Records drawn from a dataset:
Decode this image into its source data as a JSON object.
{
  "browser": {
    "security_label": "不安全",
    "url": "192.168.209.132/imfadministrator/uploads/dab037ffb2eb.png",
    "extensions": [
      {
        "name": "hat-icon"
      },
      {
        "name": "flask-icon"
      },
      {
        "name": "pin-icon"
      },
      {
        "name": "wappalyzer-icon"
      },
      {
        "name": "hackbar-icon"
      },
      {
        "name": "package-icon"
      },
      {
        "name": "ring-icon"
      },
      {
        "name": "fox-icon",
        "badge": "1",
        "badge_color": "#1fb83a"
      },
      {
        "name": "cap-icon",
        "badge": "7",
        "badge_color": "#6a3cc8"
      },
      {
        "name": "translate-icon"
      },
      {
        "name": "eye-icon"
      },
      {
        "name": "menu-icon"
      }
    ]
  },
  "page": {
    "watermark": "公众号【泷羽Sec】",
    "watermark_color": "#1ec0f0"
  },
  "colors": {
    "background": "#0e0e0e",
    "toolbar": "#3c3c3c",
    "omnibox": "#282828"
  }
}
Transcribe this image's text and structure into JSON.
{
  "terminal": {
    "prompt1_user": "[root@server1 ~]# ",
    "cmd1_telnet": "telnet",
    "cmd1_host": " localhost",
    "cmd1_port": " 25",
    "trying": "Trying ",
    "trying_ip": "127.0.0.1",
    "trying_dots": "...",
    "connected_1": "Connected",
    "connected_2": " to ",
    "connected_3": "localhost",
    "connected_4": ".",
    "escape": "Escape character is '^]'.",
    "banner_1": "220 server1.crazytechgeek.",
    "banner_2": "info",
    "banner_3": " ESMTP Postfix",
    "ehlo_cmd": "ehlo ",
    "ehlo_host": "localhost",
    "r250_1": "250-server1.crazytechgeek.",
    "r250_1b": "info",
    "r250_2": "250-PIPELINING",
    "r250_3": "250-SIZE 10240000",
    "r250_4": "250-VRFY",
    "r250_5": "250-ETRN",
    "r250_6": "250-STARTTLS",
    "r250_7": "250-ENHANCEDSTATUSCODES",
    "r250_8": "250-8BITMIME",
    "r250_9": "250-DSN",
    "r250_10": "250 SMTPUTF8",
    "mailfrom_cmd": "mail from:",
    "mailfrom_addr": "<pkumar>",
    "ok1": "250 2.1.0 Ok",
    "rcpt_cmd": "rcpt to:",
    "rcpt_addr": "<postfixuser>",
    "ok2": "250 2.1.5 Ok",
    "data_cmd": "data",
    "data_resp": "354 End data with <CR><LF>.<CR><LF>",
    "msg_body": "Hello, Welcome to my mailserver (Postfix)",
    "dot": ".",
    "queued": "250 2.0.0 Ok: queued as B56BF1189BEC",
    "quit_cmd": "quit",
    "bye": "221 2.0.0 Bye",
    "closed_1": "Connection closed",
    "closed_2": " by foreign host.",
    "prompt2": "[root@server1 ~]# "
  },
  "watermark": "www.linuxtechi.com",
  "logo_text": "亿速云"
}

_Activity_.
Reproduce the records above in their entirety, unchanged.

_Written solution_.
Decode this image into its source data as a JSON object.
{
  "browser": {
    "security_label": "不安全",
    "url": "192.168.209.132/imfadministrator/uploads/dab037ffb2eb.png",
    "extensions": [
      {
        "name": "hat-icon"
      },
      {
        "name": "flask-icon"
      },
      {
        "name": "pin-icon"
      },
      {
        "name": "wappalyzer-icon"
      },
      {
        "name": "hackbar-icon"
      },
      {
        "name": "package-icon"
      },
      {
        "name": "ring-icon"
      },
      {
        "name": "fox-icon",
        "badge": "1",
        "badge_color": "#1fb83a"
      },
      {
        "name": "cap-icon",
        "badge": "7",
        "badge_color": "#6a3cc8"
      },
      {
        "name": "translate-icon"
      },
      {
        "name": "eye-icon"
      },
      {
        "name": "menu-icon"
      }
    ]
  },
  "page": {
    "watermark": "公众号【泷羽Sec】",
    "watermark_color": "#1ec0f0"
  },
  "colors": {
    "background": "#0e0e0e",
    "toolbar": "#3c3c3c",
    "omnibox": "#282828"
  }
}
Transcribe this image's text and structure into JSON.
{
  "terminal": {
    "prompt1_user": "[root@server1 ~]# ",
    "cmd1_telnet": "telnet",
    "cmd1_host": " localhost",
    "cmd1_port": " 25",
    "trying": "Trying ",
    "trying_ip": "127.0.0.1",
    "trying_dots": "...",
    "connected_1": "Connected",
    "connected_2": " to ",
    "connected_3": "localhost",
    "connected_4": ".",
    "escape": "Escape character is '^]'.",
    "banner_1": "220 server1.crazytechgeek.",
    "banner_2": "info",
    "banner_3": " ESMTP Postfix",
    "ehlo_cmd": "ehlo ",
    "ehlo_host": "localhost",
    "r250_1": "250-server1.crazytechgeek.",
    "r250_1b": "info",
    "r250_2": "250-PIPELINING",
    "r250_3": "250-SIZE 10240000",
    "r250_4": "250-VRFY",
    "r250_5": "250-ETRN",
    "r250_6": "250-STARTTLS",
    "r250_7": "250-ENHANCEDSTATUSCODES",
    "r250_8": "250-8BITMIME",
    "r250_9": "250-DSN",
    "r250_10": "250 SMTPUTF8",
    "mailfrom_cmd": "mail from:",
    "mailfrom_addr": "<pkumar>",
    "ok1": "250 2.1.0 Ok",
    "rcpt_cmd": "rcpt to:",
    "rcpt_addr": "<postfixuser>",
    "ok2": "250 2.1.5 Ok",
    "data_cmd": "data",
    "data_resp": "354 End data with <CR><LF>.<CR><LF>",
    "msg_body": "Hello, Welcome to my mailserver (Postfix)",
    "dot": ".",
    "queued": "250 2.0.0 Ok: queued as B56BF1189BEC",
    "quit_cmd": "quit",
    "bye": "221 2.0.0 Bye",
    "closed_1": "Connection closed",
    "closed_2": " by foreign host.",
    "prompt2": "[root@server1 ~]# "
  },
  "watermark": "www.linuxtechi.com",
  "logo_text": "亿速云"
}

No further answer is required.